Dr Sam Bowker, Senior Lecturer in Art History & Visual Culture, Charles Sturt University

Dr Sam Bowker is the Senior Lecturer in Art History and Visual Culture for Charles Sturt University. His research and teaching includes Australian and 'Islamic' art, the history of design, and the cultural history of the screen. He recently curated "Windowless Worlds" for the National Art Glass Gallery, which responds to the metaphors of broken glass, centered on the shattered windows of Beirut. As co-editor with Onur Ozturk and Xenia Gazi, his current book is "Deconstructing the Myths of Islamic Art" (Routledge, 2021), and his previous book was "The Tentmakers of Cairo" with co-author Seif El Rashidi (2018).


Jessi England, National Gallery of Australia 

Jessi England has been working in the arts, cultural and creative industries sectors for over 20 years and is currently Program and Campaign Manager, Know My Name at the National Gallery of Australia. She has managed the development and delivery of the initiative and the National Gallery’s industry leading Gender Equity Action Plan.


Caddie Brain, Wikimedia Australia

Caddie Brain is the Executive Officer of Wikimedia Australia. Following journalism and community technology projects, her work explores how communities can co-design, reappropriate and reclaim technologies to centre their histories, stories, and languages online. She has coordinated the National Gallery of Australia’s Wikimedia partnership since 2019.


Amanda Stojanov, Assistant Professor of Digital Media, Monmouth University, New Jersey, USA

Amanda is a media artist and educator who investigates how innovations in communication technologies affect perceptions of identity, agency, and visibility, emphasizing concepts of embodiment and the "historically constituted body" within a networked-society. Her work has been shown nationally and internationally in venues such as the Hammer Museum, Los Angeles, and Ars Electronica, Linz. Her work has also been featured in publications like Artillery magazine, The New York Times, and The Associated Press.


Elizabeth Elwell-Cook, Charles Sturt University and TAFE Western NSW
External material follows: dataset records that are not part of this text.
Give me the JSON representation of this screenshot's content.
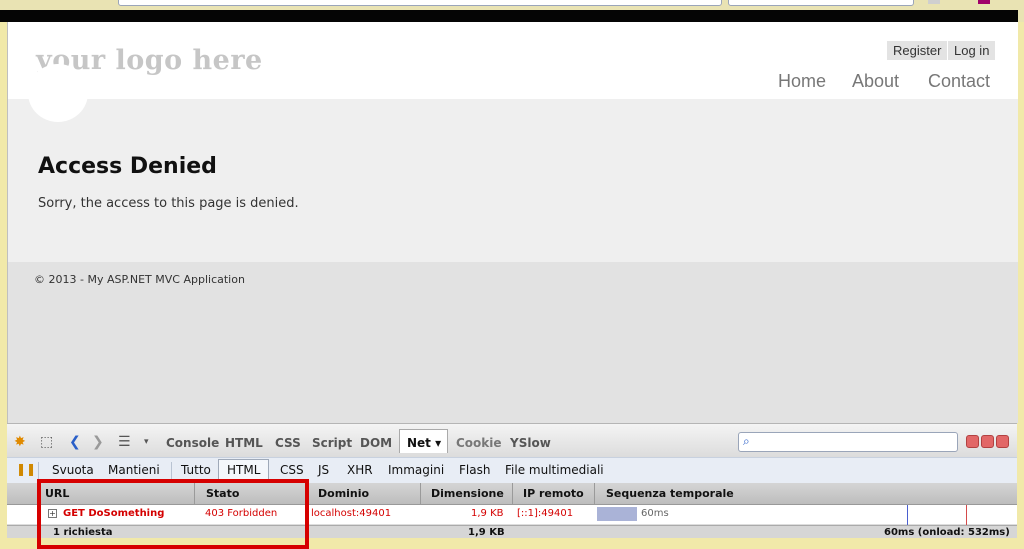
{
  "site": {
    "logo_text": "your logo here",
    "auth_links": [
      "Register",
      "Log in"
    ],
    "nav": [
      "Home",
      "About",
      "Contact"
    ],
    "page_title": "Access Denied",
    "message": "Sorry, the access to this page is denied.",
    "footer_text": "© 2013 - My ASP.NET MVC Application"
  },
  "firebug": {
    "panels": [
      "Console",
      "HTML",
      "CSS",
      "Script",
      "DOM",
      "Net",
      "Cookie",
      "YSlow"
    ],
    "active_panel": "Net",
    "net_filters": [
      "Svuota",
      "Mantieni",
      "Tutto",
      "HTML",
      "CSS",
      "JS",
      "XHR",
      "Immagini",
      "Flash",
      "File multimediali"
    ],
    "active_filter": "HTML",
    "columns": [
      "URL",
      "Stato",
      "Dominio",
      "Dimensione",
      "IP remoto",
      "Sequenza temporale"
    ],
    "rows": [
      {
        "url": "GET DoSomething",
        "status": "403 Forbidden",
        "domain": "localhost:49401",
        "size": "1,9 KB",
        "remote_ip": "[::1]:49401",
        "timing": "60ms"
      }
    ],
    "summary": {
      "requests": "1 richiesta",
      "total_size": "1,9 KB",
      "total_time": "60ms (onload: 532ms)"
    }
  },
  "colors": {
    "error_text": "#d40000",
    "highlight_box": "#d60000",
    "timeline_bar": "#aab3d7"
  }
}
Elizabeth Elwell-Cook is a costumier, historian, and specialist in historical Girl Guide uniforms. She is a lecturer in design history, theory and aesthetics, as well as costume design and construction for stage and screen. More general interests include the history of working men’s fashion of the 14th-16th centuries, and textile design during the Arts & Crafts Movement. She has served as a consultant for the ABC and Warner Bros., and spoken at conferences in Australia, England and Switzerland, after conserving 300 historic Girl Guide uniforms in conjunction with her Masters in Creative Practice (Charles Sturt University).